### Problem details
Copy the records word for word. Pictures do not go in.
▼
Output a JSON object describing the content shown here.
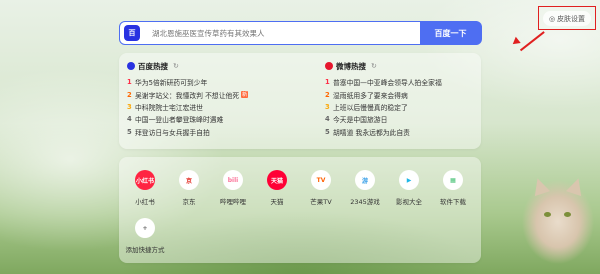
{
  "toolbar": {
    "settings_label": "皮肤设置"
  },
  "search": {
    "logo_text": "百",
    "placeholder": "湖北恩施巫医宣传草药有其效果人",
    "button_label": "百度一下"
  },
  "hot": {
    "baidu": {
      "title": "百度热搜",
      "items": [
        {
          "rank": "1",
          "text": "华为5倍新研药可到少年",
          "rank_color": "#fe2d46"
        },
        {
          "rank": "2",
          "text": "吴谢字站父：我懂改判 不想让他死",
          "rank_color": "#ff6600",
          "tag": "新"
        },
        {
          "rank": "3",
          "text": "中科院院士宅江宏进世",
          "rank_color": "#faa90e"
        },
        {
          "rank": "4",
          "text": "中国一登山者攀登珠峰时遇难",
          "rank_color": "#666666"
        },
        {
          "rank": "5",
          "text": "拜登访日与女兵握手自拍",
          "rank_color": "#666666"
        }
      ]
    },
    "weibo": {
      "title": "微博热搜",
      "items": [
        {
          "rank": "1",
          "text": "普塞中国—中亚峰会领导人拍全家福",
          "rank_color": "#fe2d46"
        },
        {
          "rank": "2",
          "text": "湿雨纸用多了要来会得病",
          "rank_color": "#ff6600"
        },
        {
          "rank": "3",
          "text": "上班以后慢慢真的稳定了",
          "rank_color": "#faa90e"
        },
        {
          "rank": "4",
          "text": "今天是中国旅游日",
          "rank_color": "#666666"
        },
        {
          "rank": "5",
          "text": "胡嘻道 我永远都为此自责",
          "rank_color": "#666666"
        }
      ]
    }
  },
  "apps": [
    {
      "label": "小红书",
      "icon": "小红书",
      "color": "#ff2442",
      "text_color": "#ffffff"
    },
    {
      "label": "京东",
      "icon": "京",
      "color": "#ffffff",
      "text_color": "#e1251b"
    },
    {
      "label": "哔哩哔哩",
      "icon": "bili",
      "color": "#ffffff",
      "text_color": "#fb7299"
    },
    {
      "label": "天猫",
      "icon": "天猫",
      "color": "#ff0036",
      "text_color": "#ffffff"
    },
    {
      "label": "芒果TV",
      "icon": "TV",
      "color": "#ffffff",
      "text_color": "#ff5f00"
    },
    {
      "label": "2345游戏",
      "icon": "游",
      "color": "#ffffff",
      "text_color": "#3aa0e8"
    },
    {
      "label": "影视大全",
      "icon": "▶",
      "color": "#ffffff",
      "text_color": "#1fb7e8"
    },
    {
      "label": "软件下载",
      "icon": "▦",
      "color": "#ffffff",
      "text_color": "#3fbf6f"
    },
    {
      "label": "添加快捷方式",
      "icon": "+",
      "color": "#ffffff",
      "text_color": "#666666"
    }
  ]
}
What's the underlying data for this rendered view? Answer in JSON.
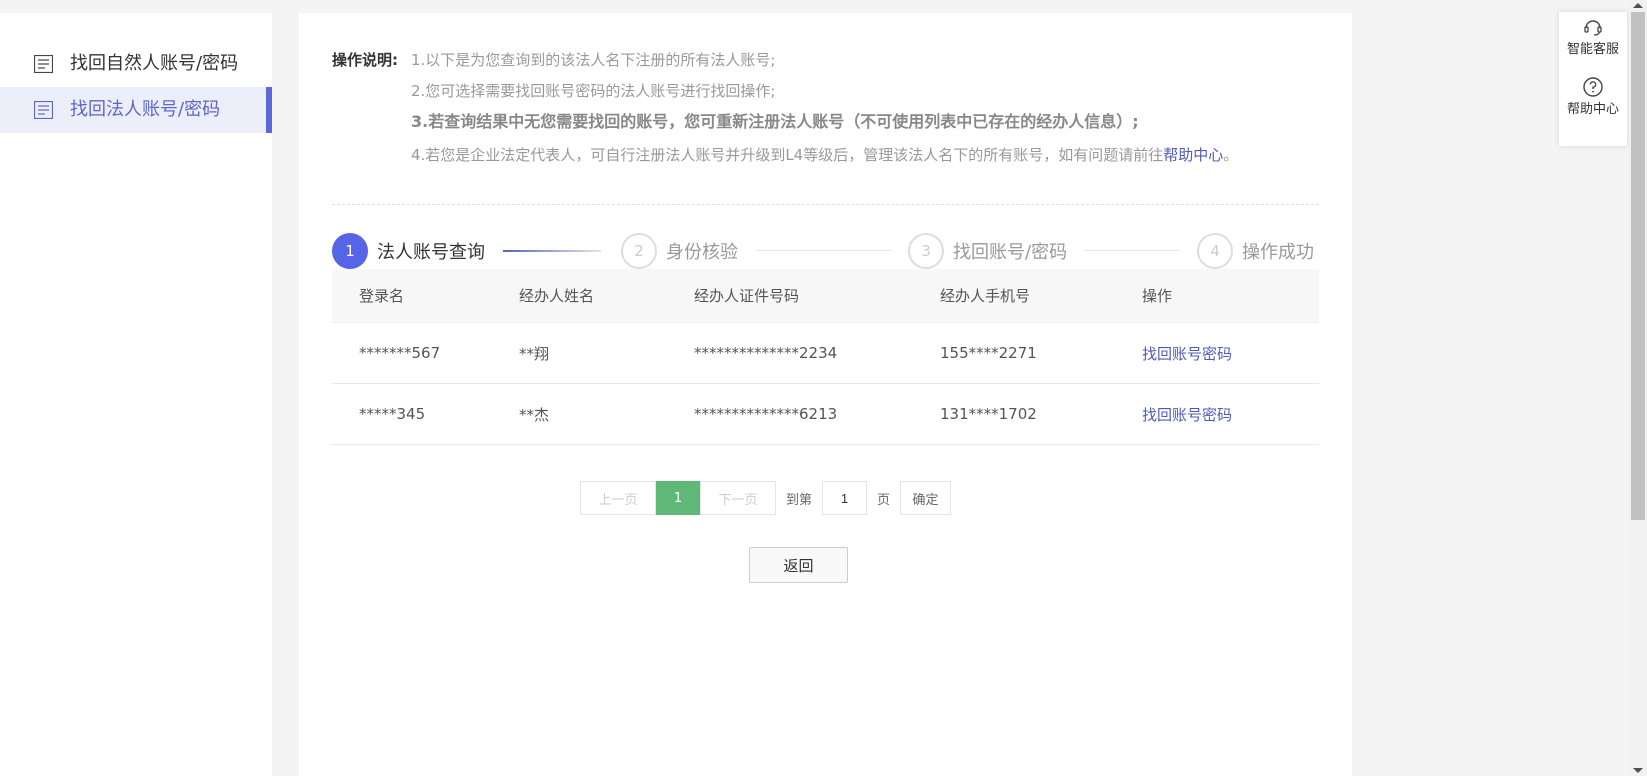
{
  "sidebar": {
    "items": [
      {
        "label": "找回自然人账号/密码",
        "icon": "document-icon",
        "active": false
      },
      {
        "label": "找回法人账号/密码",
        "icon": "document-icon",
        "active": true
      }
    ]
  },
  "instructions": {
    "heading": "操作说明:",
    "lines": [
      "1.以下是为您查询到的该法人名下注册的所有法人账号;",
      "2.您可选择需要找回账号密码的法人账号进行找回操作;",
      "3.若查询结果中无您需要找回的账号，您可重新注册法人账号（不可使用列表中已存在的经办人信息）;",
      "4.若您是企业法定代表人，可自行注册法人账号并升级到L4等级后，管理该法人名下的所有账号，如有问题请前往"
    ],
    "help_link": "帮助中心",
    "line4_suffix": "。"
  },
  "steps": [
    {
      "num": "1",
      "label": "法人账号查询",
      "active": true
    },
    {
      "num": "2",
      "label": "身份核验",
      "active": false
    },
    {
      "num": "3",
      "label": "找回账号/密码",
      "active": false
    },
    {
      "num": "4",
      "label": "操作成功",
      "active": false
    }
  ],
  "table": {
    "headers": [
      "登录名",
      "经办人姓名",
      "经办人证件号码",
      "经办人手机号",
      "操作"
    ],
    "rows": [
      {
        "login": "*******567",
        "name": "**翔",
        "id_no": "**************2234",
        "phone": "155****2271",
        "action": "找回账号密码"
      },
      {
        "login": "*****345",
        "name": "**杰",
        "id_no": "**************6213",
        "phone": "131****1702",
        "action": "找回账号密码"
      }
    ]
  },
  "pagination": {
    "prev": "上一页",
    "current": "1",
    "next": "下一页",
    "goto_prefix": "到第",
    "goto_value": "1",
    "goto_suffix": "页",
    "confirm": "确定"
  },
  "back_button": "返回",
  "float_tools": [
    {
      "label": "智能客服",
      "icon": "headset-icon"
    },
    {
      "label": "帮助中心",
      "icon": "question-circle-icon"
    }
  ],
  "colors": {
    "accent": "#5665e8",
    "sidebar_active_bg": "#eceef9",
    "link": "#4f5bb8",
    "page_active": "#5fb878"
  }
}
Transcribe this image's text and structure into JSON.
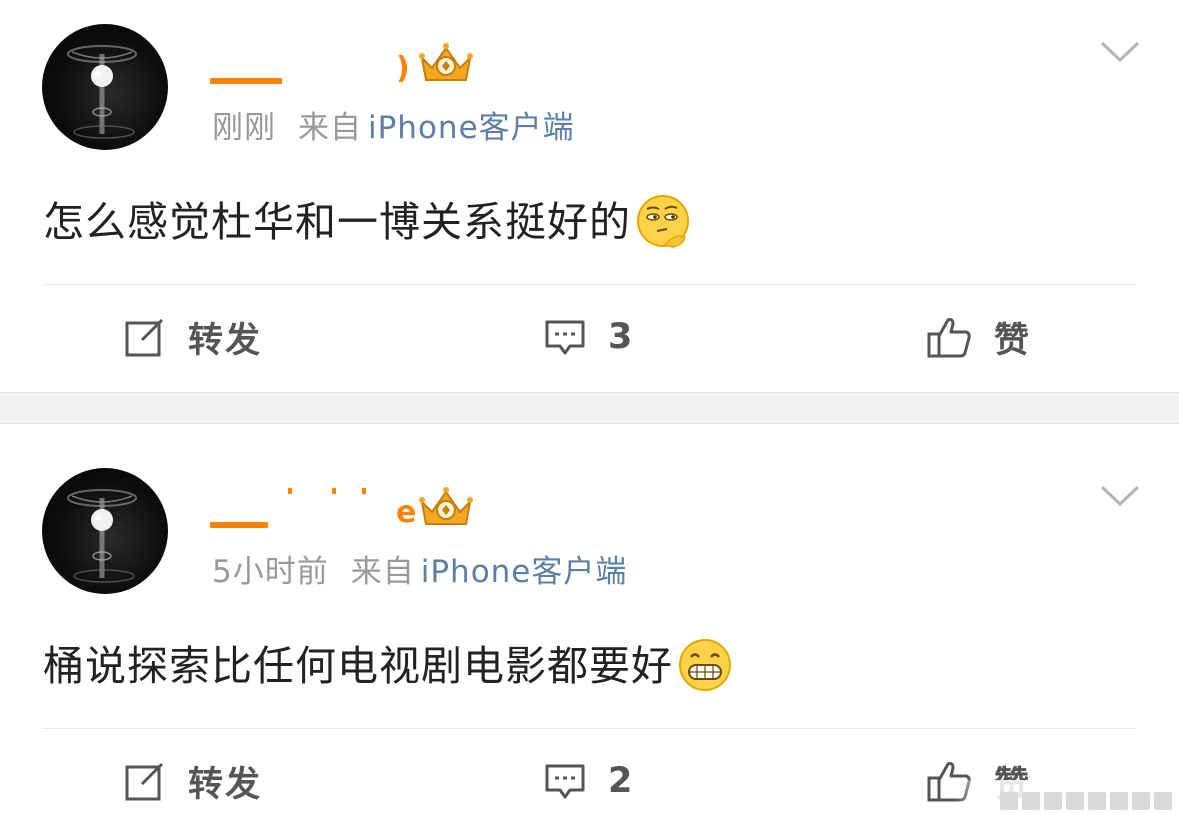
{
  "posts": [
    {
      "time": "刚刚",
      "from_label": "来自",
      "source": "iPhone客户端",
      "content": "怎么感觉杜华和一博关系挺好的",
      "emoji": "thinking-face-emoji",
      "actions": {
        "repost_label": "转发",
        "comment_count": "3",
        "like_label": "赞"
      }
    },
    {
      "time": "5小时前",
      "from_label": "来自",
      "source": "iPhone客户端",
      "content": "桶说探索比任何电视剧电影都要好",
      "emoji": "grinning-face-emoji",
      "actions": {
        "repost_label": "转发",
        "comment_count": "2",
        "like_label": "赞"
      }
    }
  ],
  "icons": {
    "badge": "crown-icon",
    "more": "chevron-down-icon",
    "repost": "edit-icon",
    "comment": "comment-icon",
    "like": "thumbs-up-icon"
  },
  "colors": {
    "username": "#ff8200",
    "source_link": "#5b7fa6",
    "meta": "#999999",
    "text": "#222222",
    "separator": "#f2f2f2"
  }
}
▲
### Answer to the problem
Output a JSON object describing the content shown here.
{
  "toolbar": {
    "settings_label": "皮肤设置"
  },
  "search": {
    "logo_text": "百",
    "placeholder": "湖北恩施巫医宣传草药有其效果人",
    "button_label": "百度一下"
  },
  "hot": {
    "baidu": {
      "title": "百度热搜",
      "items": [
        {
          "rank": "1",
          "text": "华为5倍新研药可到少年",
          "rank_color": "#fe2d46"
        },
        {
          "rank": "2",
          "text": "吴谢字站父：我懂改判 不想让他死",
          "rank_color": "#ff6600",
          "tag": "新"
        },
        {
          "rank": "3",
          "text": "中科院院士宅江宏进世",
          "rank_color": "#faa90e"
        },
        {
          "rank": "4",
          "text": "中国一登山者攀登珠峰时遇难",
          "rank_color": "#666666"
        },
        {
          "rank": "5",
          "text": "拜登访日与女兵握手自拍",
          "rank_color": "#666666"
        }
      ]
    },
    "weibo": {
      "title": "微博热搜",
      "items": [
        {
          "rank": "1",
          "text": "普塞中国—中亚峰会领导人拍全家福",
          "rank_color": "#fe2d46"
        },
        {
          "rank": "2",
          "text": "湿雨纸用多了要来会得病",
          "rank_color": "#ff6600"
        },
        {
          "rank": "3",
          "text": "上班以后慢慢真的稳定了",
          "rank_color": "#faa90e"
        },
        {
          "rank": "4",
          "text": "今天是中国旅游日",
          "rank_color": "#666666"
        },
        {
          "rank": "5",
          "text": "胡嘻道 我永远都为此自责",
          "rank_color": "#666666"
        }
      ]
    }
  },
  "apps": [
    {
      "label": "小红书",
      "icon": "小红书",
      "color": "#ff2442",
      "text_color": "#ffffff"
    },
    {
      "label": "京东",
      "icon": "京",
      "color": "#ffffff",
      "text_color": "#e1251b"
    },
    {
      "label": "哔哩哔哩",
      "icon": "bili",
      "color": "#ffffff",
      "text_color": "#fb7299"
    },
    {
      "label": "天猫",
      "icon": "天猫",
      "color": "#ff0036",
      "text_color": "#ffffff"
    },
    {
      "label": "芒果TV",
      "icon": "TV",
      "color": "#ffffff",
      "text_color": "#ff5f00"
    },
    {
      "label": "2345游戏",
      "icon": "游",
      "color": "#ffffff",
      "text_color": "#3aa0e8"
    },
    {
      "label": "影视大全",
      "icon": "▶",
      "color": "#ffffff",
      "text_color": "#1fb7e8"
    },
    {
      "label": "软件下载",
      "icon": "▦",
      "color": "#ffffff",
      "text_color": "#3fbf6f"
    },
    {
      "label": "添加快捷方式",
      "icon": "+",
      "color": "#ffffff",
      "text_color": "#666666"
    }
  ]
}
What's the underlying data for this rendered view? Answer in JSON.
{
  "sidebar": {
    "items": [
      {
        "label": "找回自然人账号/密码",
        "icon": "document-icon",
        "active": false
      },
      {
        "label": "找回法人账号/密码",
        "icon": "document-icon",
        "active": true
      }
    ]
  },
  "instructions": {
    "heading": "操作说明:",
    "lines": [
      "1.以下是为您查询到的该法人名下注册的所有法人账号;",
      "2.您可选择需要找回账号密码的法人账号进行找回操作;",
      "3.若查询结果中无您需要找回的账号，您可重新注册法人账号（不可使用列表中已存在的经办人信息）;",
      "4.若您是企业法定代表人，可自行注册法人账号并升级到L4等级后，管理该法人名下的所有账号，如有问题请前往"
    ],
    "help_link": "帮助中心",
    "line4_suffix": "。"
  },
  "steps": [
    {
      "num": "1",
      "label": "法人账号查询",
      "active": true
    },
    {
      "num": "2",
      "label": "身份核验",
      "active": false
    },
    {
      "num": "3",
      "label": "找回账号/密码",
      "active": false
    },
    {
      "num": "4",
      "label": "操作成功",
      "active": false
    }
  ],
  "table": {
    "headers": [
      "登录名",
      "经办人姓名",
      "经办人证件号码",
      "经办人手机号",
      "操作"
    ],
    "rows": [
      {
        "login": "*******567",
        "name": "**翔",
        "id_no": "**************2234",
        "phone": "155****2271",
        "action": "找回账号密码"
      },
      {
        "login": "*****345",
        "name": "**杰",
        "id_no": "**************6213",
        "phone": "131****1702",
        "action": "找回账号密码"
      }
    ]
  },
  "pagination": {
    "prev": "上一页",
    "current": "1",
    "next": "下一页",
    "goto_prefix": "到第",
    "goto_value": "1",
    "goto_suffix": "页",
    "confirm": "确定"
  },
  "back_button": "返回",
  "float_tools": [
    {
      "label": "智能客服",
      "icon": "headset-icon"
    },
    {
      "label": "帮助中心",
      "icon": "question-circle-icon"
    }
  ],
  "colors": {
    "accent": "#5665e8",
    "sidebar_active_bg": "#eceef9",
    "link": "#4f5bb8",
    "page_active": "#5fb878"
  }
}
Transcribe this image's text and structure into JSON.
{
  "posts": [
    {
      "time": "刚刚",
      "from_label": "来自",
      "source": "iPhone客户端",
      "content": "怎么感觉杜华和一博关系挺好的",
      "emoji": "thinking-face-emoji",
      "actions": {
        "repost_label": "转发",
        "comment_count": "3",
        "like_label": "赞"
      }
    },
    {
      "time": "5小时前",
      "from_label": "来自",
      "source": "iPhone客户端",
      "content": "桶说探索比任何电视剧电影都要好",
      "emoji": "grinning-face-emoji",
      "actions": {
        "repost_label": "转发",
        "comment_count": "2",
        "like_label": "赞"
      }
    }
  ],
  "icons": {
    "badge": "crown-icon",
    "more": "chevron-down-icon",
    "repost": "edit-icon",
    "comment": "comment-icon",
    "like": "thumbs-up-icon"
  },
  "colors": {
    "username": "#ff8200",
    "source_link": "#5b7fa6",
    "meta": "#999999",
    "text": "#222222",
    "separator": "#f2f2f2"
  }
}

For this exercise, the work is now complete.